▸ **What you should do**
Each line of the data that includes the string "JSON" is to be copied out.

▸ **Data provided**

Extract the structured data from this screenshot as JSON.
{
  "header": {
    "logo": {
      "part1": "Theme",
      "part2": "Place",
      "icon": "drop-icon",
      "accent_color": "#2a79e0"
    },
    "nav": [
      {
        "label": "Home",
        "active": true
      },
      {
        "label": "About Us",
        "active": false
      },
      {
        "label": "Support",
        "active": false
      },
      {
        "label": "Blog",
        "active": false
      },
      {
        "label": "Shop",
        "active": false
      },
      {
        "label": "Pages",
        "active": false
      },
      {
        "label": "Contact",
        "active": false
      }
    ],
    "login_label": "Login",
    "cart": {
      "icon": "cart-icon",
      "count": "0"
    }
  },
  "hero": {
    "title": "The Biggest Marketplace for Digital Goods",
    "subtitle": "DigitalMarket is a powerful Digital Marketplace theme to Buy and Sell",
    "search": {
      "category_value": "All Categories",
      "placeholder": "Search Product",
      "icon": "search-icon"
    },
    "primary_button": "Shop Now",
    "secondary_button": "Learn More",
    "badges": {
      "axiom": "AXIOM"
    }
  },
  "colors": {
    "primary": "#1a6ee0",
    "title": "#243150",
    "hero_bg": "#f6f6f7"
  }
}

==

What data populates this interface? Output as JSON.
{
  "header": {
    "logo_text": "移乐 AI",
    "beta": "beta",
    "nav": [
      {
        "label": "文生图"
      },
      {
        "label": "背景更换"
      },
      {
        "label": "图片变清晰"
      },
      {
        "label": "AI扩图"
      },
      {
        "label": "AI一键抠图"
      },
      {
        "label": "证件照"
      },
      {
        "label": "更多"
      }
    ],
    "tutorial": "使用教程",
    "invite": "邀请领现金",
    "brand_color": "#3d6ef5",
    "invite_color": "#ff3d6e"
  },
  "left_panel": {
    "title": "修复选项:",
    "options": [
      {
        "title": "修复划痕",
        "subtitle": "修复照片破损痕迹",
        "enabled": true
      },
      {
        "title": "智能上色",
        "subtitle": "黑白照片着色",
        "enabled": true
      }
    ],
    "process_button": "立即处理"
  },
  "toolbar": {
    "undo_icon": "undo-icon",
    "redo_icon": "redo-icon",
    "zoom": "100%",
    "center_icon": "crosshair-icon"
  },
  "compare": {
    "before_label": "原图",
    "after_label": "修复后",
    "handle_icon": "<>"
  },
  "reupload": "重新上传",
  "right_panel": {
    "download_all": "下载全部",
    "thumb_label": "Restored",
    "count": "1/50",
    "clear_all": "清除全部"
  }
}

▸ **Answer section**
Extract the structured data from this screenshot as JSON.
What data populates this interface? Output as JSON.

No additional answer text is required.